BEGIN Data listing

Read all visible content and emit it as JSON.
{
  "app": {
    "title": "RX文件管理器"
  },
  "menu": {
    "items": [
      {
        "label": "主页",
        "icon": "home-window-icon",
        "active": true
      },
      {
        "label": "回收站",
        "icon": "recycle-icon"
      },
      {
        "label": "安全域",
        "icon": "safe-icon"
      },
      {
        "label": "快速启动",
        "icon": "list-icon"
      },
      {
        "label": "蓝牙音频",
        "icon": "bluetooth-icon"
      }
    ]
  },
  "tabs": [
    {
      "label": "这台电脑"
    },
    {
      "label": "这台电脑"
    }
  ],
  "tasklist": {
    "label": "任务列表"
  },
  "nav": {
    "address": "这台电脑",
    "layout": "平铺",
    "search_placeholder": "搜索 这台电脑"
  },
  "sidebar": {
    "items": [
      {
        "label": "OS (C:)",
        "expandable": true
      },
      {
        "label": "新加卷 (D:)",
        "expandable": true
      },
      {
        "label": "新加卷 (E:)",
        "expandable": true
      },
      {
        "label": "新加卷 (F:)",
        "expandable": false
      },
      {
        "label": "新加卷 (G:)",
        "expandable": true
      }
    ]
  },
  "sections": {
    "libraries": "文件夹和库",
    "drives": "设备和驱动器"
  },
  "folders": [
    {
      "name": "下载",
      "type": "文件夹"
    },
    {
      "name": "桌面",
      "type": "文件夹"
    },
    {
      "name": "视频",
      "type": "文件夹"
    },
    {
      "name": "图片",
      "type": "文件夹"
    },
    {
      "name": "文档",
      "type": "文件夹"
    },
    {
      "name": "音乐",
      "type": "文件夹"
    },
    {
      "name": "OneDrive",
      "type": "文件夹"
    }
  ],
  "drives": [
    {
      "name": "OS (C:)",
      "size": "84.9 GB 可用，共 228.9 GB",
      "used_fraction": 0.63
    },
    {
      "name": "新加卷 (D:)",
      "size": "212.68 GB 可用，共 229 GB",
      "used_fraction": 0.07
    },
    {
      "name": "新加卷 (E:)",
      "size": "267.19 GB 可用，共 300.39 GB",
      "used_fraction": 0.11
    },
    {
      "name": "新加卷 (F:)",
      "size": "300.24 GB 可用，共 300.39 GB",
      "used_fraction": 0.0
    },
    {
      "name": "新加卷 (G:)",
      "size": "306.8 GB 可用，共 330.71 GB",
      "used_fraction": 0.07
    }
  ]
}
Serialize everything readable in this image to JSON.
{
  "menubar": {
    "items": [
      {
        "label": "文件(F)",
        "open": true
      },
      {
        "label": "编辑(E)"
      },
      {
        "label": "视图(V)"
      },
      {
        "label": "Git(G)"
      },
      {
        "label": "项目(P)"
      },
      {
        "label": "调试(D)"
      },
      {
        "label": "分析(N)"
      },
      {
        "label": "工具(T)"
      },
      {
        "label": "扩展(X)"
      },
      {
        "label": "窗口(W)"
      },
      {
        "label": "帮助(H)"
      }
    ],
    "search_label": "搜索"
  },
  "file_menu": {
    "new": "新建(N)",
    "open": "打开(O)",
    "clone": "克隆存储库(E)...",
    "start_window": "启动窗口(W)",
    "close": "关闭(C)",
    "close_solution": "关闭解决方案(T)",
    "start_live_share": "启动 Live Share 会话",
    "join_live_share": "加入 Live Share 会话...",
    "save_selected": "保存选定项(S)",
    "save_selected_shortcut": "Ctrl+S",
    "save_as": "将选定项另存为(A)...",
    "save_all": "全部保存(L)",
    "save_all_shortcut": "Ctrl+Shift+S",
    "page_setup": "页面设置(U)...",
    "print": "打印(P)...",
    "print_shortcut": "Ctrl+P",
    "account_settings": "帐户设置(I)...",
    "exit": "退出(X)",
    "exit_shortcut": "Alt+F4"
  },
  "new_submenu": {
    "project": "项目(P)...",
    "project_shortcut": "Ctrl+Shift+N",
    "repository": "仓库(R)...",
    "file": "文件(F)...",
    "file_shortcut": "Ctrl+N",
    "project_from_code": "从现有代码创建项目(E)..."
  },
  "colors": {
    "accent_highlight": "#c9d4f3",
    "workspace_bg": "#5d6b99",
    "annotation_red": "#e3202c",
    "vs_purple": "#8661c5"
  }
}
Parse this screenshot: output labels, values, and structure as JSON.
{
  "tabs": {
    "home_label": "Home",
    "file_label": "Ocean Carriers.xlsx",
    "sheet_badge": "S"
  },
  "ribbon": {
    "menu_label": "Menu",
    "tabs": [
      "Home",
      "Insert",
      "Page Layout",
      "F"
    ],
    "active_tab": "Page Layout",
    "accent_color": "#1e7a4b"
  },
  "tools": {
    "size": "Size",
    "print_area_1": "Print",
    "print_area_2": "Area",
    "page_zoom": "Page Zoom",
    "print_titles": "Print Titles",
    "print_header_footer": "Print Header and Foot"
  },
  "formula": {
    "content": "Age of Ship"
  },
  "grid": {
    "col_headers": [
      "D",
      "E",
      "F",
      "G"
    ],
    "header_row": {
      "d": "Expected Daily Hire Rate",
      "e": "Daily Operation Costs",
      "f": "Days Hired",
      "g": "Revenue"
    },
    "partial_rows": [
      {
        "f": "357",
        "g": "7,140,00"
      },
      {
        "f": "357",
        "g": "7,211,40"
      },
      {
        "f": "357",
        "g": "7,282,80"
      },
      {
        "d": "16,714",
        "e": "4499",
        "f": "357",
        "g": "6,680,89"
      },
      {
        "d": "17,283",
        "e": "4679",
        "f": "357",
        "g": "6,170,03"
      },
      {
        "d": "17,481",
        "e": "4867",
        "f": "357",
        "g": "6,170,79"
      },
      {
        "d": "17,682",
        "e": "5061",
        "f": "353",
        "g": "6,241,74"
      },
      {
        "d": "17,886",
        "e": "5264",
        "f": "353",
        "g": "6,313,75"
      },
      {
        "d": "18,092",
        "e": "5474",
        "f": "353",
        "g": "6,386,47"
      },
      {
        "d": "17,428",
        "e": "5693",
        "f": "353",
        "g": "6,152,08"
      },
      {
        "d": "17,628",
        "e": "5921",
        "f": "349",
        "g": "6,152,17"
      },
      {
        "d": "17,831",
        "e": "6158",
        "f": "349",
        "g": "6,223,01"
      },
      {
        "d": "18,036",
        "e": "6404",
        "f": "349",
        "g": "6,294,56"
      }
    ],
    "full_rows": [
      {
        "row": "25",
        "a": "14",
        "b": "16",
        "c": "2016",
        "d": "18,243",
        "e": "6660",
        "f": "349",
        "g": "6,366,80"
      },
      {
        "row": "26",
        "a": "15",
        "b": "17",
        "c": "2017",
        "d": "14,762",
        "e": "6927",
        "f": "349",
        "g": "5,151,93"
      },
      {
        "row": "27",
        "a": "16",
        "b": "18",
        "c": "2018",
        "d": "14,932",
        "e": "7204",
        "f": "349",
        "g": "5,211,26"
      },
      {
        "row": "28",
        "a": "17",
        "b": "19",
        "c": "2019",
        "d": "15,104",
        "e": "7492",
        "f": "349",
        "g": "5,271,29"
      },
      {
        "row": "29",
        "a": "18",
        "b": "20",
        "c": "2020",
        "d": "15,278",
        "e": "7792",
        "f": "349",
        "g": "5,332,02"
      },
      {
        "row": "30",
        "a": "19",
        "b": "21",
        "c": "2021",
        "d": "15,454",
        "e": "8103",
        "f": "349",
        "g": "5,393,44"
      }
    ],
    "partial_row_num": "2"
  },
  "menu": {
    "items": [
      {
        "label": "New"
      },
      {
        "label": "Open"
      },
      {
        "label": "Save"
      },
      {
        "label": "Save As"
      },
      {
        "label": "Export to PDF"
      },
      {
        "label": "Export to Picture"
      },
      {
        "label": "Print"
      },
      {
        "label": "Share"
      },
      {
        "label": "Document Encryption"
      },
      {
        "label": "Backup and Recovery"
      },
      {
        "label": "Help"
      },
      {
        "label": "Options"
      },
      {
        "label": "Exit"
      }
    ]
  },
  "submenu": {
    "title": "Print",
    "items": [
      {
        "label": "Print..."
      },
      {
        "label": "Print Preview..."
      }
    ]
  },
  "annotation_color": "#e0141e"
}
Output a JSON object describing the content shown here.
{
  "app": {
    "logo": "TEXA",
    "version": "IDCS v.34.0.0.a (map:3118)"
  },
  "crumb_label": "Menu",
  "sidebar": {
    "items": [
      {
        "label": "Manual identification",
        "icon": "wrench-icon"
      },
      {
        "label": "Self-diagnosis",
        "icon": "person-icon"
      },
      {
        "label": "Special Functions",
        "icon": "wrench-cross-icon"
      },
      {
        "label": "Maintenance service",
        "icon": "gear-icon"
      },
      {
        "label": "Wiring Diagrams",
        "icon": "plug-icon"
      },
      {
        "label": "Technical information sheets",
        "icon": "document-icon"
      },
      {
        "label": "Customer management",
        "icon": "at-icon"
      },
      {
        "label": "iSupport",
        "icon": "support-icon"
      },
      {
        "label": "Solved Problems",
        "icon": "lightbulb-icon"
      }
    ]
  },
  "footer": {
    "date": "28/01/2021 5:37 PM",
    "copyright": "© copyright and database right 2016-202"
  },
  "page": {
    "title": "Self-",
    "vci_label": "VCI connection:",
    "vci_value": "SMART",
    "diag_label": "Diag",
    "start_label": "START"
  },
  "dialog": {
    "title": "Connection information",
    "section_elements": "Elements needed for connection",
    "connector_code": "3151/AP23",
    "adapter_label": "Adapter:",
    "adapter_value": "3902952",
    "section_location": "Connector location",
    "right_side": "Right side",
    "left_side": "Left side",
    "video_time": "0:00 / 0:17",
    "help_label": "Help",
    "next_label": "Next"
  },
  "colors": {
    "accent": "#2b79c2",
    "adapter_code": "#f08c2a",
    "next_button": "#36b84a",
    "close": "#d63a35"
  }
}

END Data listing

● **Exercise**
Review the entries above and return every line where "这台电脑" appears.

● **Answer below**
      "label": "这台电脑"
      "label": "这台电脑"
    "address": "这台电脑",
    "search_placeholder": "搜索 这台电脑"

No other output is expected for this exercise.